“The county house in Seneca county has sixty-five inmates, thirteen of whom are lunatics. One was admitted in 1830, one in 1843, one in 1845; one had received treatment at Brattleboro and at Utica, and six others in Utica. The ratio of those receiving asylum treatment is one-half. Four of the six that have received treatment at Utica are now mild cases. Four cases are filthy and four destructive. Nine are males and four are females. Eight are of American birth. Three are capable of doing out of door work. Some of the females are employed, with patch work and knitting. The only means resorted to for controlling the violent is by confining them to their rooms. The house has not a full supply of water. The rooms are provided with bunks for sleeping. The bedding is straw and feathers, the straw being changed once a month or oftener. The diet is represented as ample in material and variety. The males all come to the table; three females carry food to the others on plates. There is no convenience for the various grades of insane; the more violent are not allowed to have their liberty. All are cared for by a keeper and his wife, who, of course, have no possible knowledge about the scientific management of lunatics. The rooms are clean and well ventilated, and the clothing is comfortable and sufficient. The institution has sixteen rooms; the greatest number in confinement is fourteen. A physician visits the institution weekly, or when necessary; but no case is treated with reference to its recovery.”

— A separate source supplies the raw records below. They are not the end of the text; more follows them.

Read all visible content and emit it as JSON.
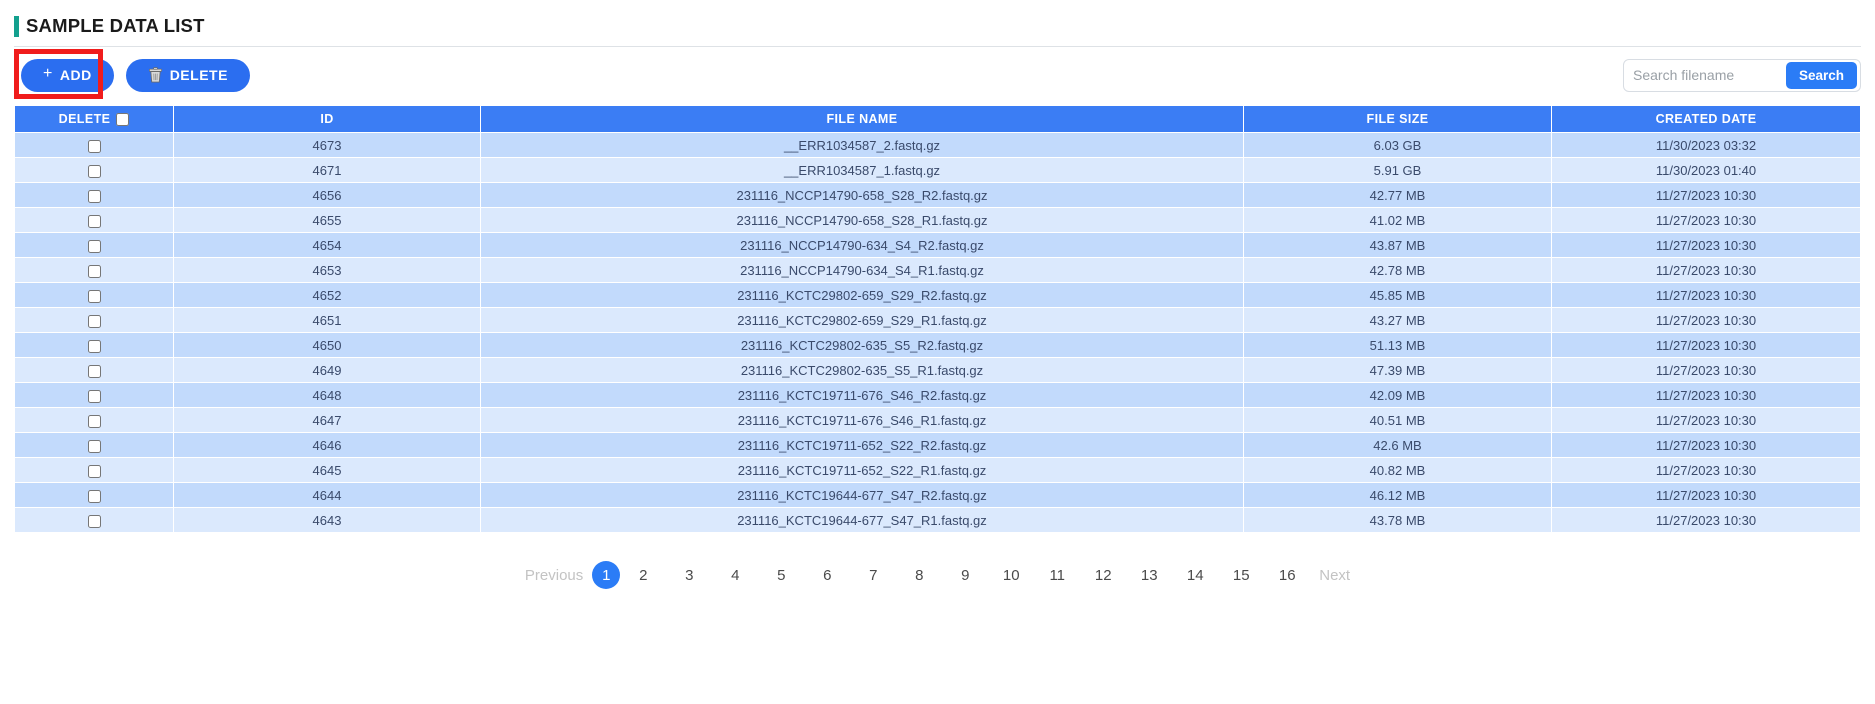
{
  "page": {
    "title": "SAMPLE DATA LIST",
    "accent_color": "#13a08e"
  },
  "toolbar": {
    "add_label": "ADD",
    "add_icon": "plus-icon",
    "delete_label": "DELETE",
    "delete_icon": "trash-icon",
    "button_color": "#2b6ef0",
    "annotation_color": "#f01c1c"
  },
  "search": {
    "placeholder": "Search filename",
    "value": "",
    "button_label": "Search",
    "button_color": "#2b7cf6"
  },
  "table": {
    "header_color": "#3b7df4",
    "row_odd_color": "#c2dafc",
    "row_even_color": "#dbe9fd",
    "columns": [
      {
        "key": "delete",
        "label": "DELETE",
        "has_select_all_checkbox": true
      },
      {
        "key": "id",
        "label": "ID"
      },
      {
        "key": "file_name",
        "label": "FILE NAME"
      },
      {
        "key": "file_size",
        "label": "FILE SIZE"
      },
      {
        "key": "created_date",
        "label": "CREATED DATE"
      }
    ],
    "select_all_checked": false,
    "rows": [
      {
        "checked": false,
        "id": "4673",
        "file_name": "__ERR1034587_2.fastq.gz",
        "file_size": "6.03 GB",
        "created_date": "11/30/2023 03:32"
      },
      {
        "checked": false,
        "id": "4671",
        "file_name": "__ERR1034587_1.fastq.gz",
        "file_size": "5.91 GB",
        "created_date": "11/30/2023 01:40"
      },
      {
        "checked": false,
        "id": "4656",
        "file_name": "231116_NCCP14790-658_S28_R2.fastq.gz",
        "file_size": "42.77 MB",
        "created_date": "11/27/2023 10:30"
      },
      {
        "checked": false,
        "id": "4655",
        "file_name": "231116_NCCP14790-658_S28_R1.fastq.gz",
        "file_size": "41.02 MB",
        "created_date": "11/27/2023 10:30"
      },
      {
        "checked": false,
        "id": "4654",
        "file_name": "231116_NCCP14790-634_S4_R2.fastq.gz",
        "file_size": "43.87 MB",
        "created_date": "11/27/2023 10:30"
      },
      {
        "checked": false,
        "id": "4653",
        "file_name": "231116_NCCP14790-634_S4_R1.fastq.gz",
        "file_size": "42.78 MB",
        "created_date": "11/27/2023 10:30"
      },
      {
        "checked": false,
        "id": "4652",
        "file_name": "231116_KCTC29802-659_S29_R2.fastq.gz",
        "file_size": "45.85 MB",
        "created_date": "11/27/2023 10:30"
      },
      {
        "checked": false,
        "id": "4651",
        "file_name": "231116_KCTC29802-659_S29_R1.fastq.gz",
        "file_size": "43.27 MB",
        "created_date": "11/27/2023 10:30"
      },
      {
        "checked": false,
        "id": "4650",
        "file_name": "231116_KCTC29802-635_S5_R2.fastq.gz",
        "file_size": "51.13 MB",
        "created_date": "11/27/2023 10:30"
      },
      {
        "checked": false,
        "id": "4649",
        "file_name": "231116_KCTC29802-635_S5_R1.fastq.gz",
        "file_size": "47.39 MB",
        "created_date": "11/27/2023 10:30"
      },
      {
        "checked": false,
        "id": "4648",
        "file_name": "231116_KCTC19711-676_S46_R2.fastq.gz",
        "file_size": "42.09 MB",
        "created_date": "11/27/2023 10:30"
      },
      {
        "checked": false,
        "id": "4647",
        "file_name": "231116_KCTC19711-676_S46_R1.fastq.gz",
        "file_size": "40.51 MB",
        "created_date": "11/27/2023 10:30"
      },
      {
        "checked": false,
        "id": "4646",
        "file_name": "231116_KCTC19711-652_S22_R2.fastq.gz",
        "file_size": "42.6 MB",
        "created_date": "11/27/2023 10:30"
      },
      {
        "checked": false,
        "id": "4645",
        "file_name": "231116_KCTC19711-652_S22_R1.fastq.gz",
        "file_size": "40.82 MB",
        "created_date": "11/27/2023 10:30"
      },
      {
        "checked": false,
        "id": "4644",
        "file_name": "231116_KCTC19644-677_S47_R2.fastq.gz",
        "file_size": "46.12 MB",
        "created_date": "11/27/2023 10:30"
      },
      {
        "checked": false,
        "id": "4643",
        "file_name": "231116_KCTC19644-677_S47_R1.fastq.gz",
        "file_size": "43.78 MB",
        "created_date": "11/27/2023 10:30"
      }
    ]
  },
  "pagination": {
    "previous_label": "Previous",
    "next_label": "Next",
    "previous_disabled": true,
    "next_disabled": true,
    "pages": [
      "1",
      "2",
      "3",
      "4",
      "5",
      "6",
      "7",
      "8",
      "9",
      "10",
      "11",
      "12",
      "13",
      "14",
      "15",
      "16"
    ],
    "active_page": "1",
    "active_color": "#2b7cf6"
  }
}
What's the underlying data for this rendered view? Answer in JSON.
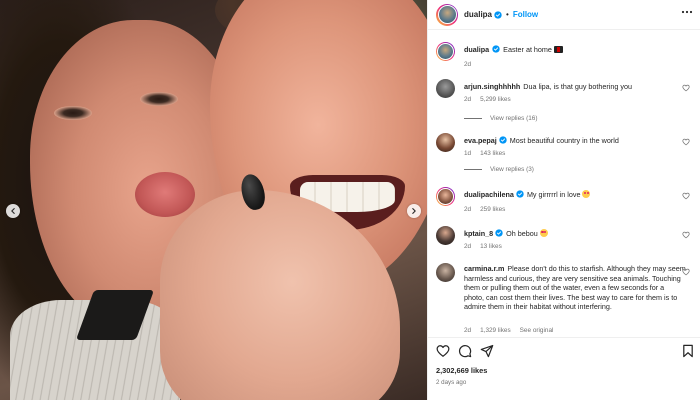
{
  "post": {
    "username": "dualipa",
    "follow_label": "Follow",
    "separator": "•"
  },
  "caption": {
    "username": "dualipa",
    "text": "Easter at home",
    "emoji": "flag-emoji",
    "time": "2d"
  },
  "comments": [
    {
      "username": "arjun.singhhhhh",
      "text": "Dua lipa, is that guy bothering you",
      "time": "2d",
      "likes": "5,299 likes",
      "replies": "View replies (16)"
    },
    {
      "username": "eva.pepaj",
      "verified": true,
      "text": "Most beautiful country in the world",
      "time": "1d",
      "likes": "143 likes",
      "replies": "View replies (3)"
    },
    {
      "username": "dualipachilena",
      "verified": true,
      "text": "My girrrrrl in love",
      "emoji": "heart-eyes-emoji",
      "time": "2d",
      "likes": "259 likes"
    },
    {
      "username": "kptain_8",
      "verified": true,
      "text": "Oh bebou",
      "emoji": "heart-eyes-emoji",
      "time": "2d",
      "likes": "13 likes"
    },
    {
      "username": "carmina.r.m",
      "text": "Please don't do this to starfish. Although they may seem harmless and curious, they are very sensitive sea animals. Touching them or pulling them out of the water, even a few seconds for a photo, can cost them their lives. The best way to care for them is to admire them in their habitat without interfering.",
      "time": "2d",
      "likes": "1,329 likes",
      "see_original": "See original"
    }
  ],
  "footer": {
    "likes": "2,302,669 likes",
    "timestamp": "2 days ago"
  },
  "icons": {
    "verified": "verified-badge-icon",
    "more": "more-options-icon",
    "like": "heart-icon",
    "comment": "comment-icon",
    "share": "share-icon",
    "save": "bookmark-icon",
    "prev": "chevron-left-icon",
    "next": "chevron-right-icon"
  },
  "colors": {
    "accent": "#0095f6",
    "text": "#262626",
    "secondary": "#737373",
    "border": "#efefef"
  }
}
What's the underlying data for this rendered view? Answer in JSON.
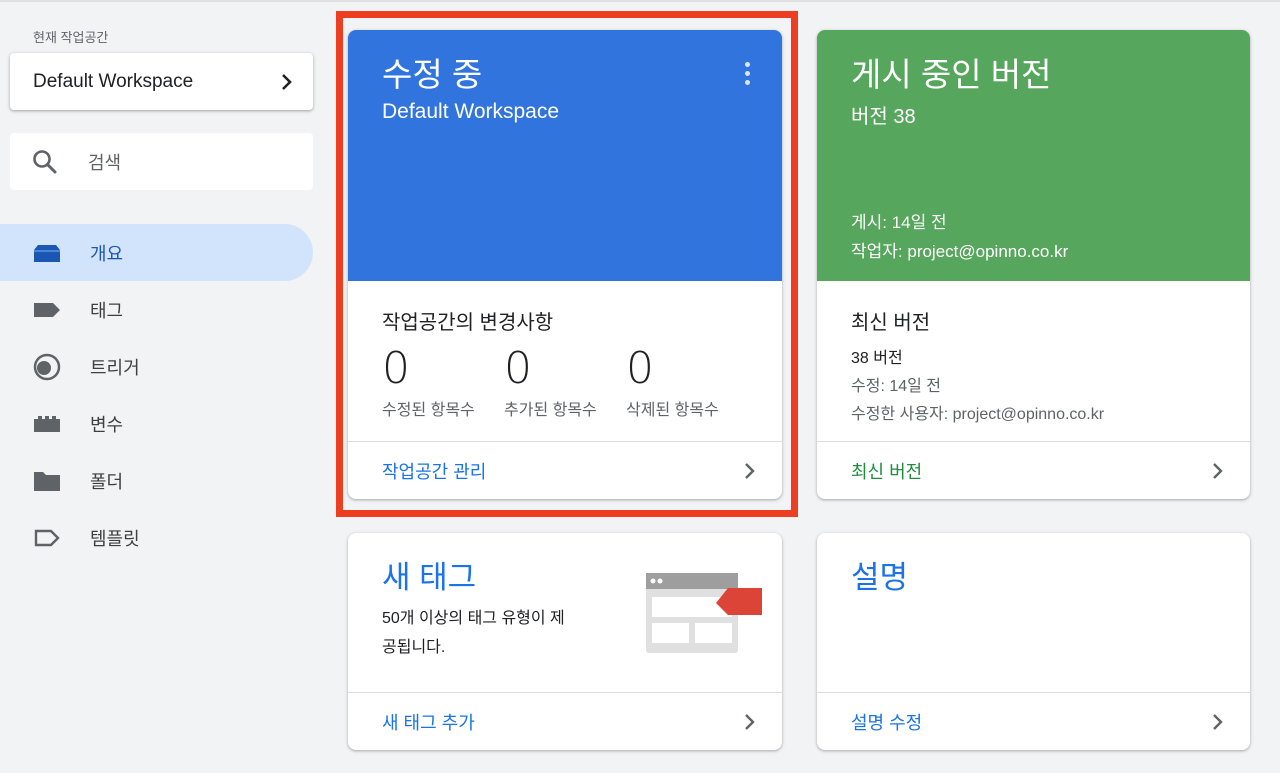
{
  "sidebar": {
    "workspace_label": "현재 작업공간",
    "workspace_name": "Default Workspace",
    "search_placeholder": "검색",
    "items": [
      {
        "label": "개요",
        "icon": "overview-icon"
      },
      {
        "label": "태그",
        "icon": "tag-icon"
      },
      {
        "label": "트리거",
        "icon": "trigger-icon"
      },
      {
        "label": "변수",
        "icon": "variable-icon"
      },
      {
        "label": "폴더",
        "icon": "folder-icon"
      },
      {
        "label": "템플릿",
        "icon": "template-icon"
      }
    ]
  },
  "editing_card": {
    "title": "수정 중",
    "subtitle": "Default Workspace",
    "section_title": "작업공간의 변경사항",
    "stats": [
      {
        "value": "0",
        "label": "수정된 항목수"
      },
      {
        "value": "0",
        "label": "추가된 항목수"
      },
      {
        "value": "0",
        "label": "삭제된 항목수"
      }
    ],
    "footer_label": "작업공간 관리",
    "color": "#3174de"
  },
  "published_card": {
    "title": "게시 중인 버전",
    "version": "버전 38",
    "published": "게시: 14일 전",
    "author": "작업자: project@opinno.co.kr",
    "section_title": "최신 버전",
    "latest_version": "38 버전",
    "modified": "수정: 14일 전",
    "modified_by": "수정한 사용자: project@opinno.co.kr",
    "footer_label": "최신 버전",
    "color": "#57a65d"
  },
  "new_tag_card": {
    "title": "새 태그",
    "description_line1": "50개 이상의 태그 유형이 제",
    "description_line2": "공됩니다.",
    "footer_label": "새 태그 추가"
  },
  "description_card": {
    "title": "설명",
    "footer_label": "설명 수정"
  },
  "colors": {
    "link_blue": "#1a73e8",
    "link_green": "#1e8e3e",
    "highlight_frame": "#ee3e22",
    "active_nav": "#d2e3fc"
  }
}
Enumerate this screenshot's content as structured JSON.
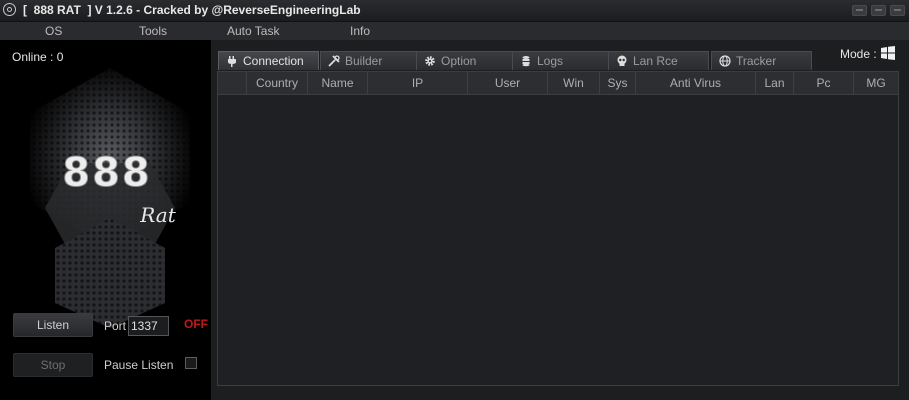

SOURCE: Documents of the Assembly Of The State Of New York, Eighty-Eighth Session, 1865, Volume 6, Nos. 199 to 112 Inclusive, Albany: C. Wendell, Legislative Printer, 1865, Pages 215-216.